 After finishing another  block from the Beyond the Cherry Trees Album quilt  I did the right thing and soaked my applique.  Little did I expect the purples to run and I was dismayed to discover that the colour catcher didn't seem to work for purple.  I removed the offending "grape" and was rather disgruntledly preparing to cover the stain with 2 over sized grapes.   Meanwhile, the block was left to soak overnight with the colour catcher.  All of the purple stain vanished so now I know to allow things to soak in water for extended periods.  I challenge you to find the colour run.

The week has been packed with non quilty activity, including hosting a dinner for 14 on Wednesday.

However, I did manage to fit in a machine quilting class with Kim Bradley at Quiltsmith.  It was a wonderful, relaxed class with Kim who proved to be a great teacher.  She was extremely encouraging and advised 10 minutes of machine quilting a day to improve skill.  So I did what I was told and here is a picture of my 10 minutes practice the day after the class.

I have been neglecting my traditional quilting in favour of big stitches and now machine quilting.  It was no surprise to discover my fine stitching skills were very rusty.  I pulled out a large semi-quilted, mainly applique quilt started in 2003.  It is a Karen Cunningham design that she published in a magazine. 

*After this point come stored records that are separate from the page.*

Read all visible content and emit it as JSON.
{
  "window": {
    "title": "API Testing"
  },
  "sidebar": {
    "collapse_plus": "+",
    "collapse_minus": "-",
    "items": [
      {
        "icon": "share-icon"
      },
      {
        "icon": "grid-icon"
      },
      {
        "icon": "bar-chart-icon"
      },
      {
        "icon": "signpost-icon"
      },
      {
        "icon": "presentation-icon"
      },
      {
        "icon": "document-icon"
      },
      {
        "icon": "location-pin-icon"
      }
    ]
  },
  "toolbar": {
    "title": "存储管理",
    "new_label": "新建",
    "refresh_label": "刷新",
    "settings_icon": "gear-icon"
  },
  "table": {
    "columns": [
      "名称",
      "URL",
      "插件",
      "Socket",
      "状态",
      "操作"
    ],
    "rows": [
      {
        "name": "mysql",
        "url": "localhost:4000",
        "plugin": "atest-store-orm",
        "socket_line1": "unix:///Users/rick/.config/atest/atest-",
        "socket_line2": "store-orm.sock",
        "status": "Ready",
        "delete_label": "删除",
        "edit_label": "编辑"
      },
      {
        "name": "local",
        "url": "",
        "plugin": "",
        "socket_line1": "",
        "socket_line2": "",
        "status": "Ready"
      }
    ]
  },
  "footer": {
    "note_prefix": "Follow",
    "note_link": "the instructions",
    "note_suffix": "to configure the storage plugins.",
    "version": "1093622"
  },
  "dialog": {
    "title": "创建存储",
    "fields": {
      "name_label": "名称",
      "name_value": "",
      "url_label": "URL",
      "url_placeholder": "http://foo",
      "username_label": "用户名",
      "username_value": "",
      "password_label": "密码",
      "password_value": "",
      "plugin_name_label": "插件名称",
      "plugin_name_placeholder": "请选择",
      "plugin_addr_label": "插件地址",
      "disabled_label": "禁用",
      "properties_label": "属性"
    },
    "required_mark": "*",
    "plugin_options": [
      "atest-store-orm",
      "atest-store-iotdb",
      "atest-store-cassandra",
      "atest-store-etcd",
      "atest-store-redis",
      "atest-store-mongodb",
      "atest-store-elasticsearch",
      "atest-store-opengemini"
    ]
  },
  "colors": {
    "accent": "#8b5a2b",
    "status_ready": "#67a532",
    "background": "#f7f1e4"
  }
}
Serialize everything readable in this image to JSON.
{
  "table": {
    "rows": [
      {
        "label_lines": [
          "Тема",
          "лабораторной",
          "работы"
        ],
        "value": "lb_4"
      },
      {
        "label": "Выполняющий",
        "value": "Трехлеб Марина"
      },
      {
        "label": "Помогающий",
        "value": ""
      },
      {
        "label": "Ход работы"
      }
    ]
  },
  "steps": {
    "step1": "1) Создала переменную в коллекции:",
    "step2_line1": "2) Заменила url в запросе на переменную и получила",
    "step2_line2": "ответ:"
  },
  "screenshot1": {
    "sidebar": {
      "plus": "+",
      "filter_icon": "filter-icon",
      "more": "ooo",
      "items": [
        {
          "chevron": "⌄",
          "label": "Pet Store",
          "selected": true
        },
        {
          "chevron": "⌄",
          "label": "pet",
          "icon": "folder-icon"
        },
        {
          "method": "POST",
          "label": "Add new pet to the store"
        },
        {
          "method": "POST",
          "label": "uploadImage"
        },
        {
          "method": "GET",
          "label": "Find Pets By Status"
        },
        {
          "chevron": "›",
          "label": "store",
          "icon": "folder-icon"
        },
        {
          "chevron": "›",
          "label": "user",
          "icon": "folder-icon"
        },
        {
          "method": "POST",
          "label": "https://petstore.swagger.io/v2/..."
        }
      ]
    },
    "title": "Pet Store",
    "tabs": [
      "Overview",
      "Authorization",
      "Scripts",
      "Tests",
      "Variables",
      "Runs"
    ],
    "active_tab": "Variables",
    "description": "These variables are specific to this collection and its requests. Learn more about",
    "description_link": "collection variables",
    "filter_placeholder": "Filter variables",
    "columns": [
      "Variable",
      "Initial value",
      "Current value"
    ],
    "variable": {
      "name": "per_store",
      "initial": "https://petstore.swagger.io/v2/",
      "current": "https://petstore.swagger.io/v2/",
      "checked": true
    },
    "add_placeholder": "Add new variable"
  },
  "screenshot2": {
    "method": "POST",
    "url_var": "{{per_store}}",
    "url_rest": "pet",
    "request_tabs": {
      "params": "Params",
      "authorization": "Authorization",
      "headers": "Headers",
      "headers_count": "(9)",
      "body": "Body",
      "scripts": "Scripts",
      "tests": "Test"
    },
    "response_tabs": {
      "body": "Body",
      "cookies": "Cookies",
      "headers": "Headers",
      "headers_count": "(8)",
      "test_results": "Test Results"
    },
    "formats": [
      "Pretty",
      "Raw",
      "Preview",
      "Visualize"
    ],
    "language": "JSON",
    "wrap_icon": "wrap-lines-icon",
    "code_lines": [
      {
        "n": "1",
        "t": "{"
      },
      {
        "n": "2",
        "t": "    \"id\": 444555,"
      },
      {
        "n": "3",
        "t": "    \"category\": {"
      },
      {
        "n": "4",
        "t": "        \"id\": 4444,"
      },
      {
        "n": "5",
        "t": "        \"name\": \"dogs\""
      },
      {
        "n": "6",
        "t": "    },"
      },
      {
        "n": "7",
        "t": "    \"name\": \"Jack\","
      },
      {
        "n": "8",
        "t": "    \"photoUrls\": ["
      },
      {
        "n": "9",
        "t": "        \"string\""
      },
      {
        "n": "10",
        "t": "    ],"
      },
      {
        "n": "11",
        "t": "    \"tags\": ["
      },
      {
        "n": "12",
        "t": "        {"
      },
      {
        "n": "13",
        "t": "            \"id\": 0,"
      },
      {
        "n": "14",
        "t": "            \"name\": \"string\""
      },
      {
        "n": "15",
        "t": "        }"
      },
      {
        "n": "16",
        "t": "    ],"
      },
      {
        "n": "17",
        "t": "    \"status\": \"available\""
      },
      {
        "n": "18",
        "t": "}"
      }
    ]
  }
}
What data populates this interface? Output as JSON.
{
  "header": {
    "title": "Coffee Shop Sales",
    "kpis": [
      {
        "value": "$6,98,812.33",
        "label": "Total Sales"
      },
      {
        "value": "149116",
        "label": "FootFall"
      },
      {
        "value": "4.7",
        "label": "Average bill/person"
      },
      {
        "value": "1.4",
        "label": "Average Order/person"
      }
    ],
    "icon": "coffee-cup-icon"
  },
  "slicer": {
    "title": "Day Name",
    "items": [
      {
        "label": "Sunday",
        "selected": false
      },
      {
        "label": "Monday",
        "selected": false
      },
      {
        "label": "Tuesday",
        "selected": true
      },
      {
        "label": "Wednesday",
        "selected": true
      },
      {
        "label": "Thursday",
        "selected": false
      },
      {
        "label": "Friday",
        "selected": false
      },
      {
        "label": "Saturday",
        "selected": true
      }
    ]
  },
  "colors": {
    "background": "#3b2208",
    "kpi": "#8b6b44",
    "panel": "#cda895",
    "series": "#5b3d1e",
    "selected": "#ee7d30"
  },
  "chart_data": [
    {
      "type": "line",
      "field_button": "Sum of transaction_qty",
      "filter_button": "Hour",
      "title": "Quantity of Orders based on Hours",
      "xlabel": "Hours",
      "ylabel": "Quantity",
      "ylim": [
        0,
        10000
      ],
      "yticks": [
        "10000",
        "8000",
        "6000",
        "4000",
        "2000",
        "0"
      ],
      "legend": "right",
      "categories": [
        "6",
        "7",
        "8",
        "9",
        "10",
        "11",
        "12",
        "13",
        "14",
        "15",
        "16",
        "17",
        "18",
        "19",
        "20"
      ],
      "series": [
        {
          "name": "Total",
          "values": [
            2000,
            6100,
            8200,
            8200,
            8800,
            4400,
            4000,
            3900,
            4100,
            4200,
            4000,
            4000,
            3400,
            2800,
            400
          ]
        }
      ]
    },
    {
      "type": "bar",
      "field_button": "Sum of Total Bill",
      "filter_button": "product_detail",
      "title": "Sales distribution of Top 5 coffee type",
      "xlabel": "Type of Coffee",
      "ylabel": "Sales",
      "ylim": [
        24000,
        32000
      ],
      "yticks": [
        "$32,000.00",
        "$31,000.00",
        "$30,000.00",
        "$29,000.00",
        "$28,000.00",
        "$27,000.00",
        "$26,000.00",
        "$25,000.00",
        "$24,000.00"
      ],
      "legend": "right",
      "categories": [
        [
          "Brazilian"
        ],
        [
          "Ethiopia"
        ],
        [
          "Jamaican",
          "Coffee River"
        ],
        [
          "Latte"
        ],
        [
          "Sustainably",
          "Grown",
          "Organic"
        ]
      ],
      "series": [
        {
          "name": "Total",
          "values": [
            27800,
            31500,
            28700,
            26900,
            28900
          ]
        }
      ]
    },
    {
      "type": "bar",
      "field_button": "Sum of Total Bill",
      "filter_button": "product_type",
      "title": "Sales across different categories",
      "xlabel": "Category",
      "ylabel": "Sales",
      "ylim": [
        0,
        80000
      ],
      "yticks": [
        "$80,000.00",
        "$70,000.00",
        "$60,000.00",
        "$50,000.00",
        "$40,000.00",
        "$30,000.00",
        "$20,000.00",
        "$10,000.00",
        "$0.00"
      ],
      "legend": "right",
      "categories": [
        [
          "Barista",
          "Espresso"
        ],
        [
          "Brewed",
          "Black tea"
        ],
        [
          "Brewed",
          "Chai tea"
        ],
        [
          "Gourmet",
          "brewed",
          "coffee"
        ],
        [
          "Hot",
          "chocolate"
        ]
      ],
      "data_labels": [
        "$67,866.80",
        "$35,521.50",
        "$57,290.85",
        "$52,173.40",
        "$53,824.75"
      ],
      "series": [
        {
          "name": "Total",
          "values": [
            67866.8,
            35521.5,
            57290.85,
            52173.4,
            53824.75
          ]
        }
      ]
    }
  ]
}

 This spring long weekend in Sydney has been like winter -wet and cold.  It was the perfect opportunity to rediscover my hand quilting.